by Steve van de Hoef and Mike Hogeterp
The housing crisis in Attawapiskat has grabbed news headlines across Canada for the better part of a month. Attawapiskat is a remote Cree community of roughly 2000 people on the Western shores of James Bay in Northern Ontario. Housing and infrastructure problems are chronic in Attawapiskat to the extent that some families are living in what can only be described as third world conditions. In October, community leaders responded to these housing conditions by declaring a state of emergency; an emergency that got little public notice until the MP for the area released a video showing the disturbing realities of housing conditions in Attawapiskat.
Over the last month, we have had multiple conversations about Attawapiskat – with each other, with friends, colleagues and members of our congregations, and online. These conversations would not have happened if the crisis in Attawapiskat had not received such media attention. Without trying to sound crass, the crisis in Attawapiskat has presented all of us with a teachable moment.
In our conversations, one question always comes up: “What can we do?” The desire to do something practical to alleviate suffering is an understandable response to a crisis. So it’s appropriate that Attawapiskat’s housing crisis has provoked an emergency response. We give thanks for the Red Cross, TrueNorthAid and others who are responding to immediate needs. And yet, an emergency response is not enough. There is another essential response for us as church people: learning history.
Learning history may seem an insufficient response to the crisis in Attawapiskat – after all learning doesn’t build houses. Please, hear us out….
There is a long and complex background story to the cycle of social and economic problems like those in Attawapiskat. Careful, thoughtful reflections and news reports have given a window into the long-term, systemic issues that underlie this crisis. For example, Lorraine Land and blogger Âpihtawikosisân looked deeper at some of the myths about housing funding for Attawapiskat partly through comparisons to non-Aboriginal municipalities. Kenneth Deer reflected on the double standards at play in popular reactions to the crisis in Attawapiskat, and pointed to the often frustrating relationship between First Nations and the federal government shaped by Canada’s colonial past.

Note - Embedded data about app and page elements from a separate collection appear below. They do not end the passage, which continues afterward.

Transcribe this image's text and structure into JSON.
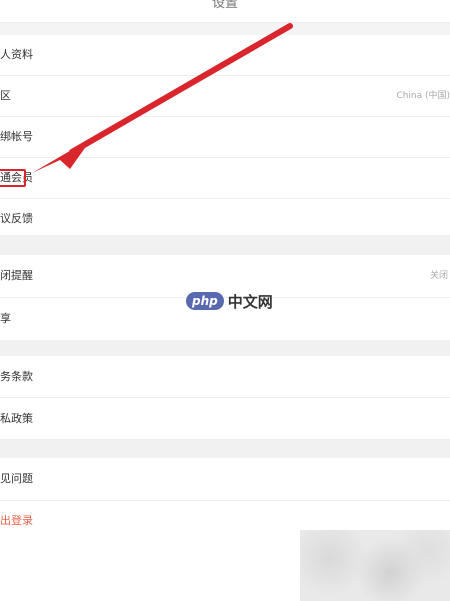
{
  "header": {
    "title": "设置"
  },
  "section1": {
    "items": [
      {
        "label": "人资料"
      },
      {
        "label": "区",
        "value": "China (中国)"
      },
      {
        "label": "绑帐号"
      },
      {
        "label": "通会员"
      },
      {
        "label": "议反馈"
      }
    ]
  },
  "gap1": {
    "text": ""
  },
  "section2": {
    "items": [
      {
        "label": "闭提醒",
        "value": "关闭"
      },
      {
        "label": "享"
      }
    ]
  },
  "gap2": {
    "text": ""
  },
  "section3": {
    "items": [
      {
        "label": "务条款"
      },
      {
        "label": "私政策"
      }
    ]
  },
  "gap3": {
    "text": ""
  },
  "section4": {
    "items": [
      {
        "label": "见问题"
      },
      {
        "label": "出登录"
      }
    ]
  },
  "watermark": {
    "badge": "php",
    "text": "中文网"
  },
  "colors": {
    "arrow": "#d8262c",
    "logout": "#e8644a",
    "page_bg": "#f4f4f4"
  }
}
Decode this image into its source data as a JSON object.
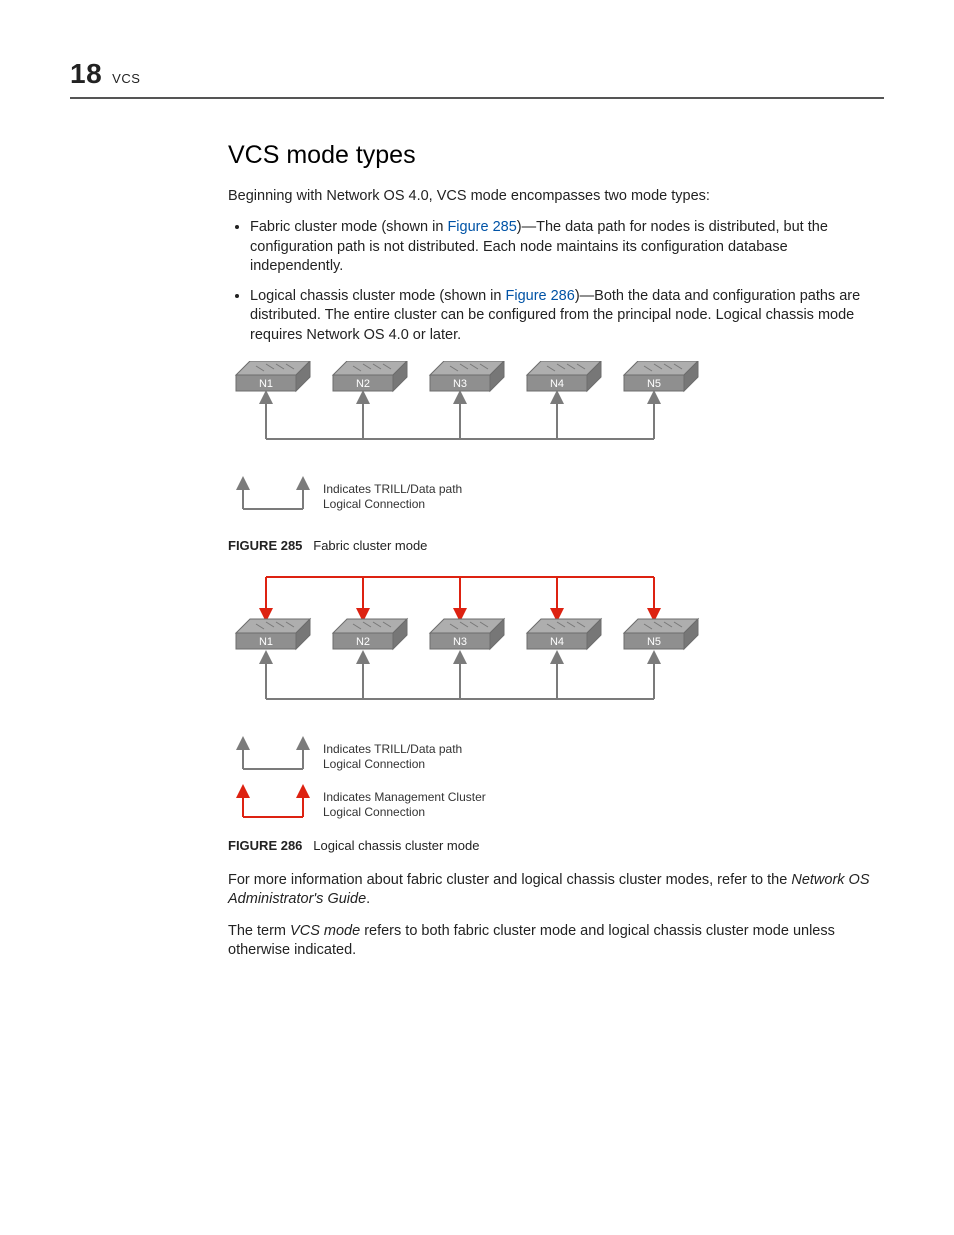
{
  "header": {
    "chapter_number": "18",
    "chapter_title": "VCS"
  },
  "section_title": "VCS mode types",
  "intro": "Beginning with Network OS 4.0, VCS mode encompasses two mode types:",
  "bullets": [
    {
      "lead": "Fabric cluster mode (shown in ",
      "link": "Figure 285",
      "tail": ")—The data path for nodes is distributed, but the configuration path is not distributed.  Each node maintains its configuration database independently."
    },
    {
      "lead": "Logical chassis cluster mode (shown in ",
      "link": "Figure 286",
      "tail": ")—Both the data and configuration paths are distributed. The entire cluster can be configured from the principal node. Logical chassis mode requires Network OS 4.0 or later."
    }
  ],
  "figure285": {
    "nodes": [
      "N1",
      "N2",
      "N3",
      "N4",
      "N5"
    ],
    "legend_line1": "Indicates TRILL/Data path",
    "legend_line2": "Logical Connection",
    "caption_label": "FIGURE 285",
    "caption_text": "Fabric cluster mode"
  },
  "figure286": {
    "nodes": [
      "N1",
      "N2",
      "N3",
      "N4",
      "N5"
    ],
    "legend1_line1": "Indicates TRILL/Data path",
    "legend1_line2": "Logical Connection",
    "legend2_line1": "Indicates Management Cluster",
    "legend2_line2": "Logical Connection",
    "caption_label": "FIGURE 286",
    "caption_text": "Logical chassis cluster mode"
  },
  "para_after1_a": "For more information about fabric cluster and logical chassis cluster modes, refer to the ",
  "para_after1_italic": "Network OS Administrator's Guide",
  "para_after1_b": ".",
  "para_after2_a": "The term ",
  "para_after2_italic": "VCS mode",
  "para_after2_b": " refers to both fabric cluster mode and logical chassis cluster mode unless otherwise indicated."
}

Justice Murray Sinclair, Chair of Canada’s Truth and Reconciliation Commission, explains that the legacy of residential schools has created barriers to constructive dialogue between First Nations and the federal government. John Ibbitson and John Ivison show how the crisis in Attawapiskat highlights the need for equitable education funding for First Nation communities.
Responses to the crisis – in personal conversations, in social media, and in the news media – exposed some of the basic stereotypes that non-Aboriginal Canadians have of Aboriginal peoples. In this respect, the national news media (to say nothing of their comment sections) has been an effective mirror – a mirror that has sometimes been painful to look into.

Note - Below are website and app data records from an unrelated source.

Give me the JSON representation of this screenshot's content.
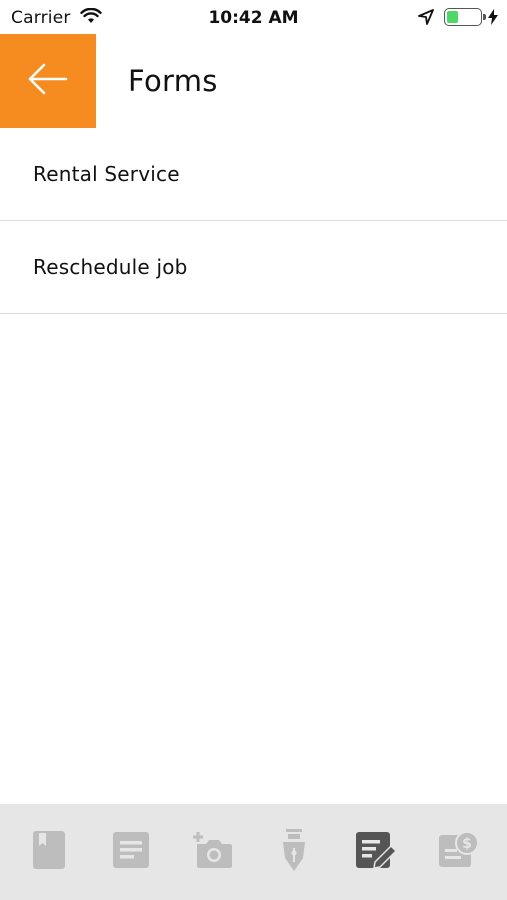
{
  "status_bar": {
    "carrier": "Carrier",
    "time": "10:42 AM",
    "battery_level": 0.3,
    "icons": [
      "wifi-icon",
      "location-arrow-icon",
      "battery-icon",
      "charging-bolt-icon"
    ]
  },
  "header": {
    "back_icon": "arrow-left-icon",
    "title": "Forms",
    "accent_color": "#f68b1f"
  },
  "forms": {
    "items": [
      {
        "label": "Rental Service"
      },
      {
        "label": "Reschedule job"
      }
    ]
  },
  "tab_bar": {
    "items": [
      {
        "icon": "book-icon",
        "active": false
      },
      {
        "icon": "document-icon",
        "active": false
      },
      {
        "icon": "add-photo-icon",
        "active": false
      },
      {
        "icon": "pen-nib-icon",
        "active": false
      },
      {
        "icon": "edit-form-icon",
        "active": true
      },
      {
        "icon": "invoice-dollar-icon",
        "active": false
      }
    ],
    "active_color": "#555555",
    "inactive_color": "#bdbdbd"
  }
}
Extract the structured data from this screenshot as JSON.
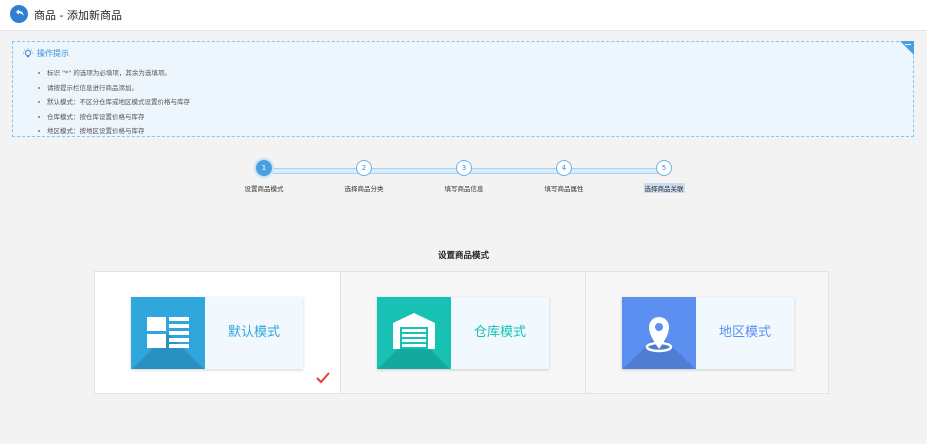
{
  "header": {
    "title": "商品 - 添加新商品"
  },
  "tips": {
    "title": "操作提示",
    "items": [
      "标识 \"*\" 的选项为必填项，其余为选填项。",
      "请按提示栏信息进行商品添加。",
      "默认模式：不区分仓库或地区模式设置价格与库存",
      "仓库模式：按仓库设置价格与库存",
      "地区模式：按地区设置价格与库存"
    ]
  },
  "steps": [
    {
      "num": "1",
      "label": "设置商品模式",
      "active": true
    },
    {
      "num": "2",
      "label": "选择商品分类"
    },
    {
      "num": "3",
      "label": "填写商品信息"
    },
    {
      "num": "4",
      "label": "填写商品属性"
    },
    {
      "num": "5",
      "label": "选择商品关联",
      "highlighted": true
    }
  ],
  "section": {
    "title": "设置商品模式"
  },
  "modes": [
    {
      "label": "默认模式",
      "icon": "list-layout-icon",
      "color": "#2fa6dc",
      "selected": true
    },
    {
      "label": "仓库模式",
      "icon": "warehouse-icon",
      "color": "#17c1b4"
    },
    {
      "label": "地区模式",
      "icon": "map-pin-icon",
      "color": "#5b8ff0"
    }
  ],
  "colors": {
    "accent": "#4a9fe0",
    "check": "#e83a3a"
  }
}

For many years now, Indigenous people have told churches that there is a need for a reconciled relationship between our peoples. Residential schools and assimilation policies denied the dignity of Indigenous cultures and separated generations of children from their families and communities. Yes, residential schools are in the past but their effects persist today.
It is time we confronted the realities of present and past injustices, and of broken relationships between Aboriginal and non-Aboriginal peoples in Canada. It is time that we learn our shared history. Without this, it will not be possible to lay the foundations of new relationships based on justice, partnership and mutual respect. Without a new relationship, ‘crises’ like the one in Attawapiskat will continue to pop up.
Georges Erasmus, a respected Aboriginal leader and co-Chair of the Royal Commission on Aboriginal Peoples, has said that “where common memory is lacking, where people do not share in the same past, there can be no real community. Where community is to be formed, common memory must be created.” Learning our shared history, which includes the ugliness of residential schools and policies of forced assimilation, is a necessary step in responding to the crisis in Attawapiskat.
We have spent the past four weeks in the hope and expectation of Advent. We eagerly expect God’s gift of Jesus, who was born to make all things new. So yes, let’s generously support those who are responding to the immediate needs in Attawapiskat. But Advent hope doesn’t end there. Recognizing this, and working for healing, reconciliation and a new relationship with Indigenous people is the stuff of real advent hope and love.
Some practical suggestions for you and your congregation:
Steve van de Hoef and Mike Hogeterp are staff at the Christian Reformed Centre for Public Dialogue